Building Queensland reported in its cost benefit analysis summary that Cross River Rail produces a Net Present Value (NPV) of $966 million with a Benefit Cost Ratio (BCR) of 1.21. However, its summary did not publish the actual present value totals of the benefits or costs from the study. The full report is not available for public scrutiny.  Also, the government’s website for Cross River Rail has still not published the business case.

The BCR was expressed in terms of P50, which implies there is a 50% probability that it could be lower than 1.21. Similarly, if the NPV was expressed as P50 that implies a 50% probability the NPV could be less than $966 million. Interestingly, no formal sensitivity analysis was presented in the summary.

Is it possible to assess the probability that the net present value of the project could be less than zero or the benefit cost ratio less than one?

Using the NPV and BCR information from the summary we calculate the implied present value of benefits (B) and the present value of costs (C). Since NPV = B – C = $966 million, and BCR = B / C = 1.21, we can solve for C. This gives us a present value figure for C of $4,742 million. Therefore, the present value for B is $5,738 million.

Since we do not know the risk profile of these values, let’s assume variability in the estimates are normally distributed around the benefit and cost values implied by the NPV and BCR figures. This is a generous interpretation of the variability of the actual result compared to the estimate because we know that costs are typically skewed towards overruns and realized benefits fall short of estimates more often than exceed them.

We assume a standard deviation that is approximately 20% for each cost and benefit estimate.
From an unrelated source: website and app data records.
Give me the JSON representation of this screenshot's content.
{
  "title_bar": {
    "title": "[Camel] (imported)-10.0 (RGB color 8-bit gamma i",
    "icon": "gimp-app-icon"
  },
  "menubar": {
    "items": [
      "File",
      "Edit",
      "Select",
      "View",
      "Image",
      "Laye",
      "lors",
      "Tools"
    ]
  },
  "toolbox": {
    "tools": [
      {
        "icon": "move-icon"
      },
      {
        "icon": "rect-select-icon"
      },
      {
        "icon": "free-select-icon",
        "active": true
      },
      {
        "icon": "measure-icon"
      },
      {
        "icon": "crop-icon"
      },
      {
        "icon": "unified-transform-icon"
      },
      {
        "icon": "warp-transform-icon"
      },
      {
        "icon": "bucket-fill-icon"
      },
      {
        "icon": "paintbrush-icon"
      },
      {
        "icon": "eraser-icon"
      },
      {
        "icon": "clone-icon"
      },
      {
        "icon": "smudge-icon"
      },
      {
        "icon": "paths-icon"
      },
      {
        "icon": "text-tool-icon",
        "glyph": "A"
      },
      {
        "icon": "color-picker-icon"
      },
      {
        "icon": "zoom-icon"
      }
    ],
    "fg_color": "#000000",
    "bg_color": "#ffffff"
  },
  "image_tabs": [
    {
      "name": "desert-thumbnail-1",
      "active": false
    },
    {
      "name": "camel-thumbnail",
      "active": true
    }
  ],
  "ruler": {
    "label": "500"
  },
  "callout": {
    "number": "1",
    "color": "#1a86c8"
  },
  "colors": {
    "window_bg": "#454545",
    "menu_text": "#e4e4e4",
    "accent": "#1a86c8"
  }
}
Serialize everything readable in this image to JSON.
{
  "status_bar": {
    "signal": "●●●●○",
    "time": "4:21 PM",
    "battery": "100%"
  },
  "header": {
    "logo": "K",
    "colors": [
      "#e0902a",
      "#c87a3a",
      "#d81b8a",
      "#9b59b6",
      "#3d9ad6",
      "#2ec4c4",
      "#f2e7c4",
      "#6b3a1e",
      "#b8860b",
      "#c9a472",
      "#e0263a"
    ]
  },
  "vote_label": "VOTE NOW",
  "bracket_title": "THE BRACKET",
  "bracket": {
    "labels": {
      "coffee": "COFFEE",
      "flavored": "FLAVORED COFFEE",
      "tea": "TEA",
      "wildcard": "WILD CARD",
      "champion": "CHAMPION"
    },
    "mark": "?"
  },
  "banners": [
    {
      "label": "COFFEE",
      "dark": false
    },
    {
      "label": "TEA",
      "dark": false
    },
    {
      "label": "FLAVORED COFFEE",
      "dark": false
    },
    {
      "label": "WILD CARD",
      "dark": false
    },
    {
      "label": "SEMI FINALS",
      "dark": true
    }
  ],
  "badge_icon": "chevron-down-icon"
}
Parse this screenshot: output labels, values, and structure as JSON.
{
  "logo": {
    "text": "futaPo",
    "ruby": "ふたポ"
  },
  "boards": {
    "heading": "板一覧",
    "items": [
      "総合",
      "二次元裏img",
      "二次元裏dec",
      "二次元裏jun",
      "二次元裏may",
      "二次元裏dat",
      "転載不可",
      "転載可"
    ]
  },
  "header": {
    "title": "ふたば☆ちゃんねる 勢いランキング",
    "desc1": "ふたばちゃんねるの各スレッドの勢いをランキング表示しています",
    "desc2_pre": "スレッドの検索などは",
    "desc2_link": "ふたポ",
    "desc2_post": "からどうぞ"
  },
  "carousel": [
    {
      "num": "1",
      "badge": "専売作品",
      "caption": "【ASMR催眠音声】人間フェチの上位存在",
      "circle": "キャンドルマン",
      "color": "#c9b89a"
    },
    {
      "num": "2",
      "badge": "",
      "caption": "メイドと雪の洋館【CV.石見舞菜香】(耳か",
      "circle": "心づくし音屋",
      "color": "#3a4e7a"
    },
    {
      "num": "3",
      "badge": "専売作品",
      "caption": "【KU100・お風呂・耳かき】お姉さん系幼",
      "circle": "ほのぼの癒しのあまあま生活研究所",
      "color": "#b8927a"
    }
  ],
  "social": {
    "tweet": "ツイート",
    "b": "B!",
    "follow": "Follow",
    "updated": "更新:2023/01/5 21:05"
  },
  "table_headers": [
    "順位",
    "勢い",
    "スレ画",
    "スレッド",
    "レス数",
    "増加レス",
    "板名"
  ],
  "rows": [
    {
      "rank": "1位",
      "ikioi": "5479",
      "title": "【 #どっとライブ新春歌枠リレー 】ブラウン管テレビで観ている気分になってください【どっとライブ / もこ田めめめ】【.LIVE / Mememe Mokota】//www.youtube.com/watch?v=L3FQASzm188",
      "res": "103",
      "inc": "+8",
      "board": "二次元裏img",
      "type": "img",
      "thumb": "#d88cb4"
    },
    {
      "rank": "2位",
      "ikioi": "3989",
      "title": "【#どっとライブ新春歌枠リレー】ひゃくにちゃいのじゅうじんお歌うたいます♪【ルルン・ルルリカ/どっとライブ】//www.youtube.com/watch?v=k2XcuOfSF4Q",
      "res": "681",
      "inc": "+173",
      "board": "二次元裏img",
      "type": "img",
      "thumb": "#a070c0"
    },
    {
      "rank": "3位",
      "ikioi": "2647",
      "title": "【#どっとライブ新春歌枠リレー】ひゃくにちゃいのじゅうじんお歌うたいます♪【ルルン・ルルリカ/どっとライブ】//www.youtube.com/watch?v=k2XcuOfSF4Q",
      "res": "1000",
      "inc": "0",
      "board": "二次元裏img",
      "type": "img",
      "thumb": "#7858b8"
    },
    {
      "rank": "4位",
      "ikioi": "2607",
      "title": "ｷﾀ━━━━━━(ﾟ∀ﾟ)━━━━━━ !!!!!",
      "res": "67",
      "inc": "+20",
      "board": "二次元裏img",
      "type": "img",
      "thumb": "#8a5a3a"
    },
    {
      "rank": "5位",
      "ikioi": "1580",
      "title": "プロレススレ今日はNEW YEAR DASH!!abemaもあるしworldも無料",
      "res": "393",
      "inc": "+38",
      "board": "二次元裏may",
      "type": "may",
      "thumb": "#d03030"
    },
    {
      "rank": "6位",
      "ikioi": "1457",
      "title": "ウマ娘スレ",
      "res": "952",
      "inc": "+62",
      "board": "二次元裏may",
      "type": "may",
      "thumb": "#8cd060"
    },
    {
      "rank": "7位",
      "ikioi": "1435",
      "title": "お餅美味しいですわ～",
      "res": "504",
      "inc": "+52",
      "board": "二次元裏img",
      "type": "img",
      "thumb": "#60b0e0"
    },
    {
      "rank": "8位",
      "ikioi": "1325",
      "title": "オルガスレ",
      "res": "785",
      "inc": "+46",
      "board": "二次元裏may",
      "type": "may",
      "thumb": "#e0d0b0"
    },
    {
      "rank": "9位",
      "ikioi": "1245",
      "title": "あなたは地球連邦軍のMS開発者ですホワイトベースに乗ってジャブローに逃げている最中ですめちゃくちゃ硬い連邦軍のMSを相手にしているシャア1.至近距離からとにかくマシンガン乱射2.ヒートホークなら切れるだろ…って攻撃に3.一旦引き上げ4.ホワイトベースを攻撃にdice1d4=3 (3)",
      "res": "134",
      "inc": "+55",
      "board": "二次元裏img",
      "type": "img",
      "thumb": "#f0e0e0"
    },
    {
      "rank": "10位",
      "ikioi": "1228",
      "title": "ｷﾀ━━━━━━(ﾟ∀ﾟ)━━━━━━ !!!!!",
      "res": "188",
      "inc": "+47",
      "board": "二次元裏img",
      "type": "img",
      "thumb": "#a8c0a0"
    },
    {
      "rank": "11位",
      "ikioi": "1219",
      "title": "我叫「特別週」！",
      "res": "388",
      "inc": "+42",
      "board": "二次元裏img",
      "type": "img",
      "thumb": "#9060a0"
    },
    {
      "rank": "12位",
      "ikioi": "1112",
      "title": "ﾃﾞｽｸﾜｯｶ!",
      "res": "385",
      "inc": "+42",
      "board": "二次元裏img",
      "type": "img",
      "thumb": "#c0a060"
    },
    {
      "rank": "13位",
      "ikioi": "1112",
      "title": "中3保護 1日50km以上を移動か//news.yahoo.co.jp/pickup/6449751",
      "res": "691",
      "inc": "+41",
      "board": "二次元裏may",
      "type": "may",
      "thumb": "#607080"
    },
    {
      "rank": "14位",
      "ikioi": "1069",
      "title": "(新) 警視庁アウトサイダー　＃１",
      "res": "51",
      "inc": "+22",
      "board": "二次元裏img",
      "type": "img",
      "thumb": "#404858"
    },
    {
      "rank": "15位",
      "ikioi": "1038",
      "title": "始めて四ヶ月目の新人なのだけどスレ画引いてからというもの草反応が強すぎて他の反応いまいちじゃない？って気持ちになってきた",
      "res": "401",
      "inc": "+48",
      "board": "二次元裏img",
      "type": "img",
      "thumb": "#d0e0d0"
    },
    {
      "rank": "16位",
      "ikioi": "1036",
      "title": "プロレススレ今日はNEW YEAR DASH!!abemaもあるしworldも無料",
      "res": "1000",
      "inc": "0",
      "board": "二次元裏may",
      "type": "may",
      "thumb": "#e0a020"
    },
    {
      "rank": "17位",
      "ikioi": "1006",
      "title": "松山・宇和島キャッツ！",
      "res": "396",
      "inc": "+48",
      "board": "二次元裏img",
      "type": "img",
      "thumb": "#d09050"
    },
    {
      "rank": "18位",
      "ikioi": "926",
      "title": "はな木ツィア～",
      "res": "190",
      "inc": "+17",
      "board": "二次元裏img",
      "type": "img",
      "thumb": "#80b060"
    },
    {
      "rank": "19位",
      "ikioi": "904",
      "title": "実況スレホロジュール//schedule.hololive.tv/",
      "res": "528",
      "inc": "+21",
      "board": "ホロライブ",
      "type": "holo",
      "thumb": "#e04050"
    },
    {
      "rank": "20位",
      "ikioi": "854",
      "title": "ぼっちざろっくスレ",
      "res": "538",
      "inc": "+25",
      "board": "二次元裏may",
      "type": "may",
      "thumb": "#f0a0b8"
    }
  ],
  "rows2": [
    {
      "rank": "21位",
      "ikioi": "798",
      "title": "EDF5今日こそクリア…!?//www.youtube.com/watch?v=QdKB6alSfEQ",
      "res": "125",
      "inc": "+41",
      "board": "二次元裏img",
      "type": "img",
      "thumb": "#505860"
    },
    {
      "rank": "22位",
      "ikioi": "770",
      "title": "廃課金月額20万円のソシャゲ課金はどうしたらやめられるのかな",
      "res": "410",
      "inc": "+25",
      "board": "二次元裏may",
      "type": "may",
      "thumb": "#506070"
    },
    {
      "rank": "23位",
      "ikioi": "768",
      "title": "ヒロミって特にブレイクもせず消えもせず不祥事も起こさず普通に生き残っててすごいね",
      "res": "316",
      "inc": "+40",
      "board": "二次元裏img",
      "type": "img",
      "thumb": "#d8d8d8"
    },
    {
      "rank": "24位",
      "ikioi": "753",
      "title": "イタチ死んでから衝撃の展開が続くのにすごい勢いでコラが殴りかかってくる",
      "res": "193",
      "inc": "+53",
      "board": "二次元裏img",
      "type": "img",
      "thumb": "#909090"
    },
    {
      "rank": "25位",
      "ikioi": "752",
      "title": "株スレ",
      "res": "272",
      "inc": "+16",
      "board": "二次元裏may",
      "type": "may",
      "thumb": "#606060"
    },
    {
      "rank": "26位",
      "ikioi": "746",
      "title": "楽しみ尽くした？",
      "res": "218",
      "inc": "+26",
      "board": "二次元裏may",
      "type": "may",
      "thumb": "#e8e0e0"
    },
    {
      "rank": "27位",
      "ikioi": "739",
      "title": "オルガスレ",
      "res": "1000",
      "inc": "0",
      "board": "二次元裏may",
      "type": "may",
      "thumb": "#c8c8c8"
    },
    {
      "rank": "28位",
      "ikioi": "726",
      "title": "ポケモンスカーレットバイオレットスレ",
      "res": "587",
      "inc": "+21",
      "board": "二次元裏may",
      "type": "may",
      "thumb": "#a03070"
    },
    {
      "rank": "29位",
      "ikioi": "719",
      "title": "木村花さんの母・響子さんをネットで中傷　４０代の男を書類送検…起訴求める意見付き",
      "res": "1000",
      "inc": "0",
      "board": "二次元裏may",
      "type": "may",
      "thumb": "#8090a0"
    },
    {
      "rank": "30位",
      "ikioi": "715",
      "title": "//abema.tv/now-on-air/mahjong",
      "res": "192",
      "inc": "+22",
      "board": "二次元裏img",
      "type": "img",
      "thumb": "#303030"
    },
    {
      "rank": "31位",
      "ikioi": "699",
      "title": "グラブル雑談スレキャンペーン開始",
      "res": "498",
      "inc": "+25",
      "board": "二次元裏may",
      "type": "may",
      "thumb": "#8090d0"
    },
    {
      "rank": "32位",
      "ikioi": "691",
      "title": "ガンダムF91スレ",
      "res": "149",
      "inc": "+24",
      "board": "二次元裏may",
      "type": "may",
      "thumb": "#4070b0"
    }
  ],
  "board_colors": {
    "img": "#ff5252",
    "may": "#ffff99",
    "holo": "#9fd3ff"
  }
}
We assume in the absence of any guidance that the estimate is the mean for the purpose of this analysis. This applies both to costs and benefits. Under a standard normal distribution the estimate statistic is also a P50 estimate.

Benefits and costs in the tails of each distribution are likely to be extreme values. We assume that values in the 5% tails either side of the mean are not sampled. That is, values are drawn from a normal distribution that represents 90% of possible values for benefits and costs.

One final consideration – no correlation is assumed between benefits and costs. What it costs to build and operate Cross River Rail has no influence on the level of demand achieved. The same project is delivered irrespective of cost.

Running @Risk probability software over this, we find that running the NPV calculation through 1,000 iterations there is a 25% chance that the project will generate a negative NPV. No formal consideration is given to optimism bias, which would tend to increase this value.

Is this a risk worth taking? Hard to say because some of the fundamental information is still not in the public domain. Also, components of both benefit and cost may be well identified and estimated. As a consequence, their probability profiles might be within a much smaller range.

Within the project, further work would be required to minimise and mitigate risks that could affect benefit realisation or lead to increased costs. Release of further detail about the project would enable the public to assess this.

Image: Brisbane Times.